MC Slim JB, restaurant critic for The Improper Bostonian: "I was gobsmacked that in the age of Yelp and Instagram I could still uncover a new restaurant that had been open for eight months yet was entirely overlooked by the local press and barely acknowledged by amateur reviewers: Thao Ngoc, a homey Vietnamese place in Fields Corner. One of my favorite new restaurants of 2014: a place to bring six friends, feast like a king, and collect $20 apiece to cover the check, including a fat tip. I’m truly grateful that The Improper occasionally lets me review more modest places like this in sorely under-reported neighborhoods like Dorchester."

BosGuy, blogger: "Gordon Hamersley's decision to close his very successful restaurant."

Rachel Cossar, blogger at Foodista on Pointe and special contributor to The Daily Meal: "Hamersley's Bistro closing."

Marc H., founder of Boston's Hidden Restaurants and Boston Restaurant Talk: "I'm stunned that the restaurant boom continues after several years of more restaurants opening than closing. This can't continue."

Damien Smith, community manager for Yelp Boston: "The hot, molten flow of Southern-inspired restaurants and menu features is a nice foil to standard New England fare. Not only have big buzz newcomers like State ParkRosebud redux and Loretta's held their own, the trend has chugga-chugga'd scores of chicken-fried fearing folk to mature mainstays. Which sucks when I want a table, but hey, good on ya."
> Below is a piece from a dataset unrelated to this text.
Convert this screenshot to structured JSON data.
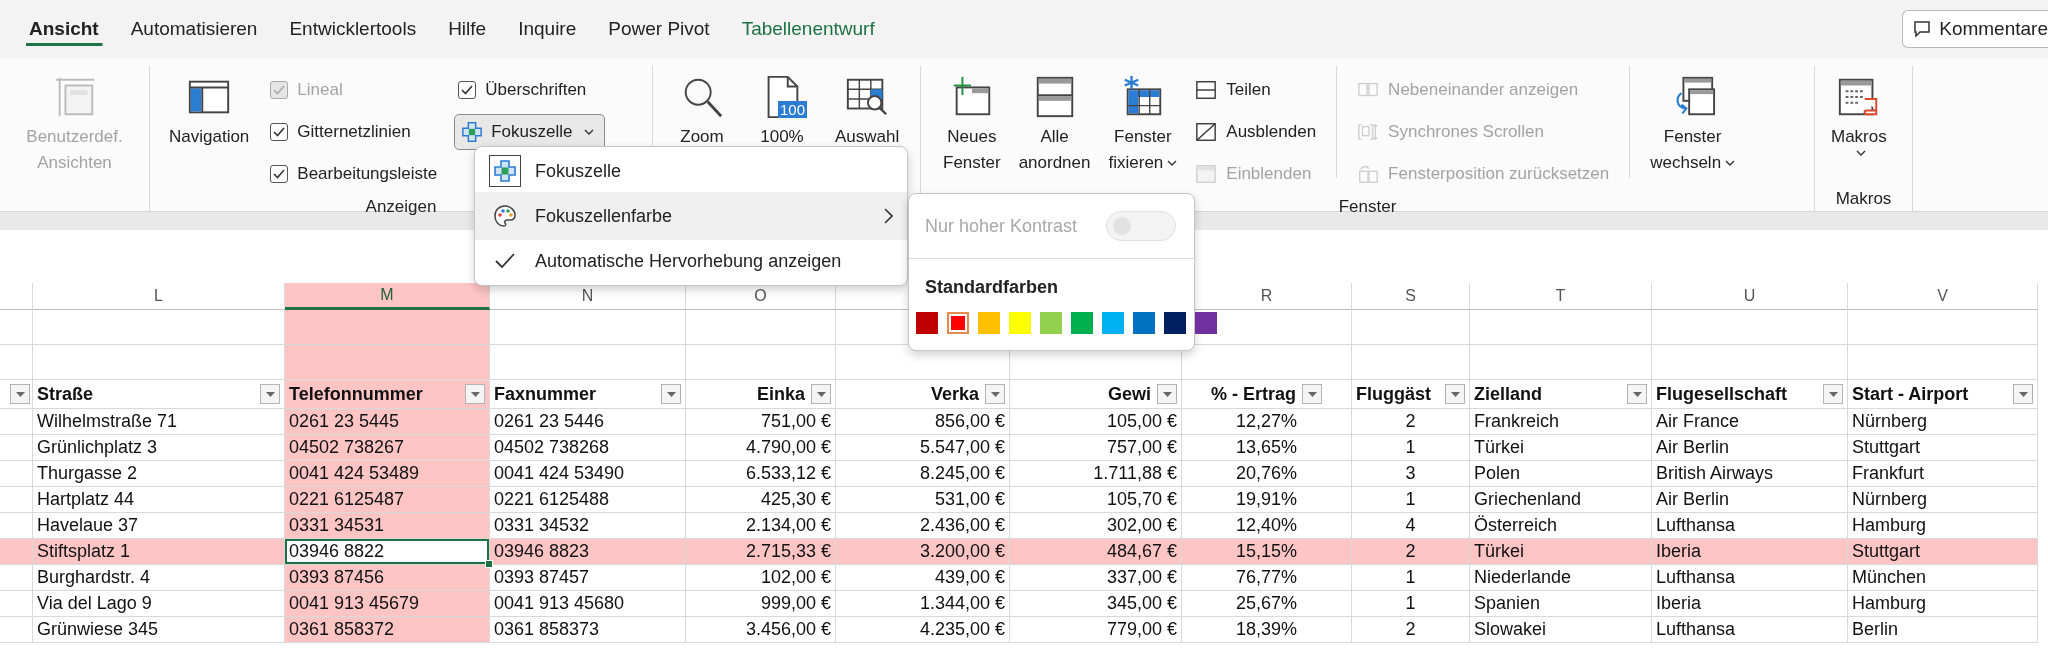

Scott Kearnan, editor of Zagat Boston: "Saddest surprise, too: the closing of Hamersley’s Bistro. Certain spots are so iconic, and taken for granted, that you’re bound to be caught off guard when they close. (Even if the writing was on the wall.) Also… Before Wink & Nod opened, it seemed like it was being positioned as a cocktail destination with an ancillary culinary program. But the pop-up "incubator" concept of its revolving kitchen — which has so far brought in Whisk and Bread & Salt Hospitality — wound up being its more interesting feature, I think. Not so much a 'surprise' as an 'inversion of expectations'?"

Rachel Leah Blumenthal, editor of Eater Boston: "I'm surprised and delighted by the continued dining growth of neighborhoods that used to be dead at night and on weekends. Fort Point's old news at this point, but Downtown Crossing and Kendall Square, for example, have been getting livelier outside of office hours as more restaurants open."